Konica had a reputation for innovation: they were part of the Japanese consortiums that developed the first metal-blade, vertical-travel focal plane shutters and improved rare-earth optical glasses in the early-'60s; then they introduced the first autoexposure SLR (the shutter-priority Auto-Reflex) in 1965, and subsequently added through-the-lens (TTL) metering to that in 1968 (the Autoreflex T). Fast forward to 1979, and the FS-1 would prove to be the progenitor of the final generation of Konica's AR-mount 35mm SLRs, while introducing more industry-firsts. But the seeds of Konica's SLR demise would unwittingly be sown simultaneously...
The 1980s were the heyday of the quality, yet relatively affordable, automatic auto focus (AF) 35mm camera. Competition was intense between manufacturers, and they were constantly trying to leapfrog one another in features and capability. Every year saw some kind of improvement until about 1988 or so, when the inevitable "race to the bottom" really started to heat up. Within this era, the years from 1983 to 1987 were arguably the high-water mark for quality and innovation, and some ingenious engineering. In this article, we are going to key in on a quirky category of cameras that served as a bridge between the original, fixed-focal-length AF point & shoots and the first P&S zooms: the temporary titans of P&S technology..the twin-lens (or bifocal) AFs.
Suffers from a quarter-century and counting film and manual focus SLR addiction.

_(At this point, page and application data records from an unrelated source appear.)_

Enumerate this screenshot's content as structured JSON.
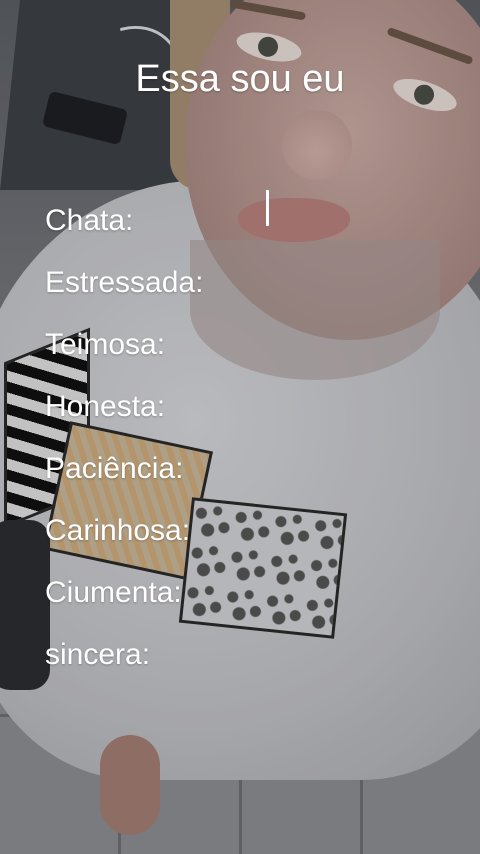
{
  "story": {
    "title": "Essa sou eu",
    "items": [
      {
        "label": "Chata:"
      },
      {
        "label": "Estressada:"
      },
      {
        "label": "Teimosa:"
      },
      {
        "label": "Honesta:"
      },
      {
        "label": "Paciência:"
      },
      {
        "label": "Carinhosa:"
      },
      {
        "label": "Ciumenta:"
      },
      {
        "label": "sincera:"
      }
    ]
  },
  "colors": {
    "text": "#ffffff"
  }
}
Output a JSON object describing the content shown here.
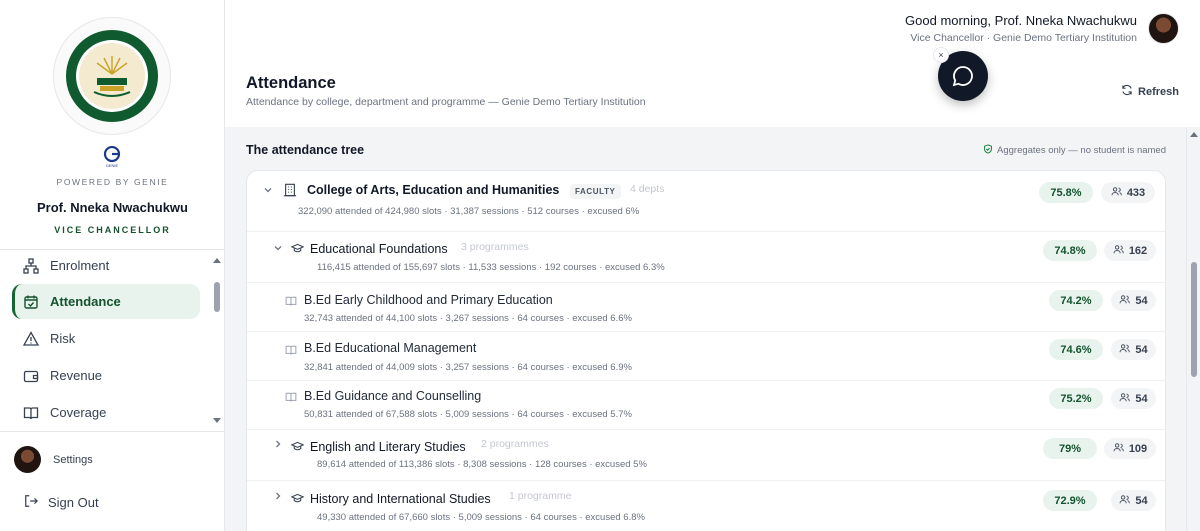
{
  "sidebar": {
    "logo_name": "Genie Demo Tertiary Institution seal",
    "powered_by": "POWERED BY GENIE",
    "genie_logo_text": "GENIE",
    "user_name": "Prof. Nneka Nwachukwu",
    "user_role": "VICE CHANCELLOR",
    "nav": [
      {
        "label": "Enrolment",
        "icon": "hierarchy-icon"
      },
      {
        "label": "Attendance",
        "icon": "calendar-check-icon",
        "active": true
      },
      {
        "label": "Risk",
        "icon": "warning-icon"
      },
      {
        "label": "Revenue",
        "icon": "wallet-icon"
      },
      {
        "label": "Coverage",
        "icon": "book-open-icon"
      }
    ],
    "settings_label": "Settings",
    "signout_label": "Sign Out"
  },
  "header": {
    "greeting": "Good morning, Prof. Nneka Nwachukwu",
    "subtitle": "Vice Chancellor · Genie Demo Tertiary Institution",
    "close_glyph": "×"
  },
  "page": {
    "title": "Attendance",
    "subtitle": "Attendance by college, department and programme — Genie Demo Tertiary Institution",
    "refresh_label": "Refresh",
    "tree_title": "The attendance tree",
    "privacy_note": "Aggregates only — no student is named"
  },
  "tree": [
    {
      "level": 0,
      "name": "College of Arts, Education and Humanities",
      "tag": "FACULTY",
      "count": "4 depts",
      "meta": "322,090 attended of 424,980 slots · 31,387 sessions · 512 courses · excused 6%",
      "pct": "75.8%",
      "people": "433"
    },
    {
      "level": 1,
      "name": "Educational Foundations",
      "count": "3 programmes",
      "meta": "116,415 attended of 155,697 slots · 11,533 sessions · 192 courses · excused 6.3%",
      "pct": "74.8%",
      "people": "162"
    },
    {
      "level": 2,
      "name": "B.Ed Early Childhood and Primary Education",
      "meta": "32,743 attended of 44,100 slots · 3,267 sessions · 64 courses · excused 6.6%",
      "pct": "74.2%",
      "people": "54"
    },
    {
      "level": 2,
      "name": "B.Ed Educational Management",
      "meta": "32,841 attended of 44,009 slots · 3,257 sessions · 64 courses · excused 6.9%",
      "pct": "74.6%",
      "people": "54"
    },
    {
      "level": 2,
      "name": "B.Ed Guidance and Counselling",
      "meta": "50,831 attended of 67,588 slots · 5,009 sessions · 64 courses · excused 5.7%",
      "pct": "75.2%",
      "people": "54"
    },
    {
      "level": 1,
      "name": "English and Literary Studies",
      "count": "2 programmes",
      "meta": "89,614 attended of 113,386 slots · 8,308 sessions · 128 courses · excused 5%",
      "pct": "79%",
      "people": "109"
    },
    {
      "level": 1,
      "name": "History and International Studies",
      "count": "1 programme",
      "meta": "49,330 attended of 67,660 slots · 5,009 sessions · 64 courses · excused 6.8%",
      "pct": "72.9%",
      "people": "54"
    }
  ],
  "colors": {
    "accent": "#14532d",
    "accent_bg": "#e8f3ee",
    "dark_fab": "#111827"
  }
}
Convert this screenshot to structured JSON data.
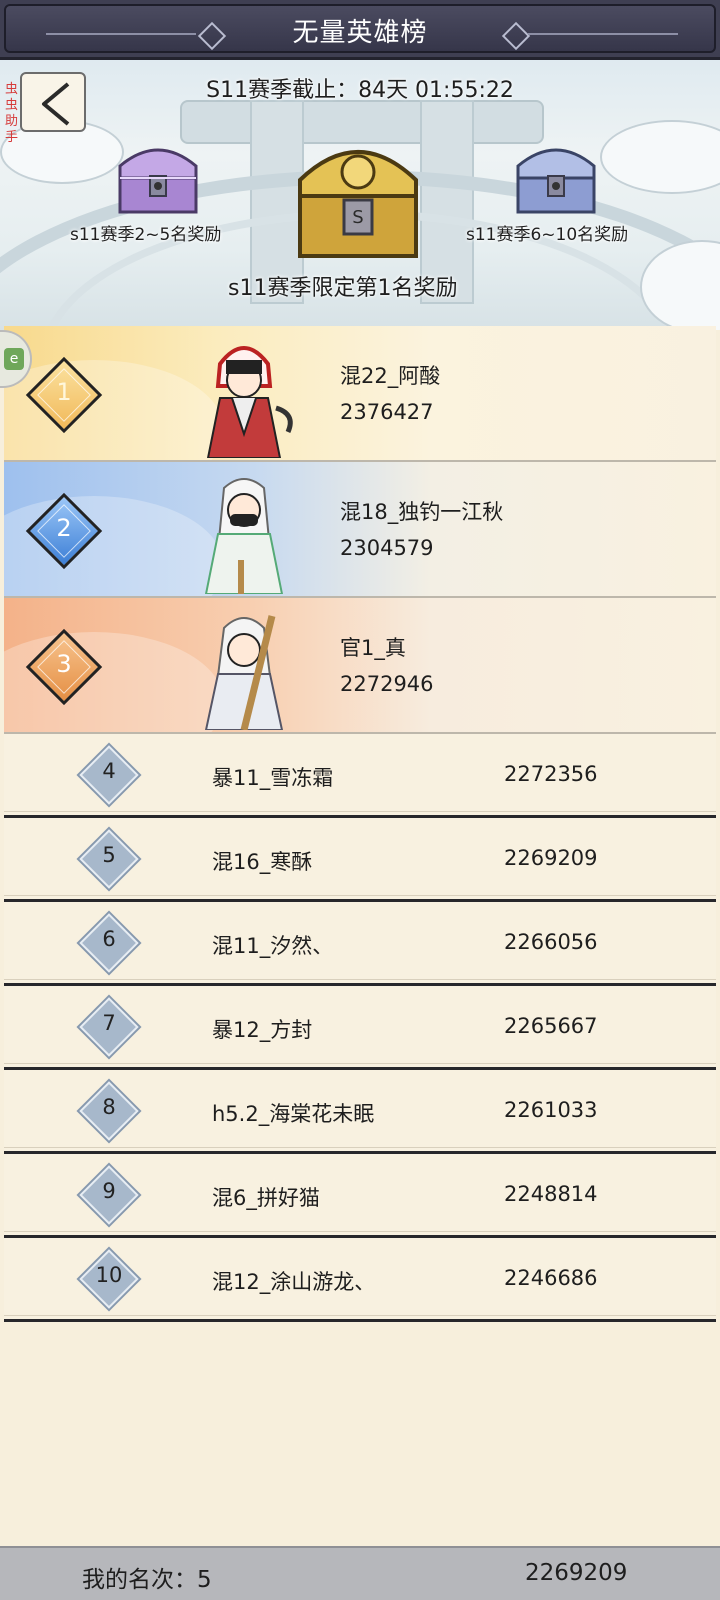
{
  "header": {
    "title": "无量英雄榜",
    "season_countdown": "S11赛季截止：84天 01:55:22"
  },
  "watermark": "虫虫助手",
  "rewards": {
    "left_label": "s11赛季2~5名奖励",
    "center_label": "s11赛季限定第1名奖励",
    "right_label": "s11赛季6~10名奖励"
  },
  "top_ranks": [
    {
      "rank": "1",
      "name": "混22_阿酸",
      "score": "2376427"
    },
    {
      "rank": "2",
      "name": "混18_独钓一江秋",
      "score": "2304579"
    },
    {
      "rank": "3",
      "name": "官1_真",
      "score": "2272946"
    }
  ],
  "ranks": [
    {
      "rank": "4",
      "name": "暴11_雪冻霜",
      "score": "2272356"
    },
    {
      "rank": "5",
      "name": "混16_寒酥",
      "score": "2269209"
    },
    {
      "rank": "6",
      "name": "混11_汐然、",
      "score": "2266056"
    },
    {
      "rank": "7",
      "name": "暴12_方封",
      "score": "2265667"
    },
    {
      "rank": "8",
      "name": "h5.2_海棠花未眠",
      "score": "2261033"
    },
    {
      "rank": "9",
      "name": "混6_拼好猫",
      "score": "2248814"
    },
    {
      "rank": "10",
      "name": "混12_涂山游龙、",
      "score": "2246686"
    }
  ],
  "my_rank": {
    "label": "我的名次：5",
    "score": "2269209"
  },
  "colors": {
    "title_bar": "#3f3f52",
    "rank1": "#f1b95a",
    "rank2": "#3d7fd6",
    "rank3": "#e58f44",
    "list_bg": "#f8f1e0",
    "bottom_bar": "#b6b7bb"
  }
}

Has recently expanded into 1980's AF point and shoots, and (gack!) '90s SLRs. He even mixes in some digital. Definitely a sick man.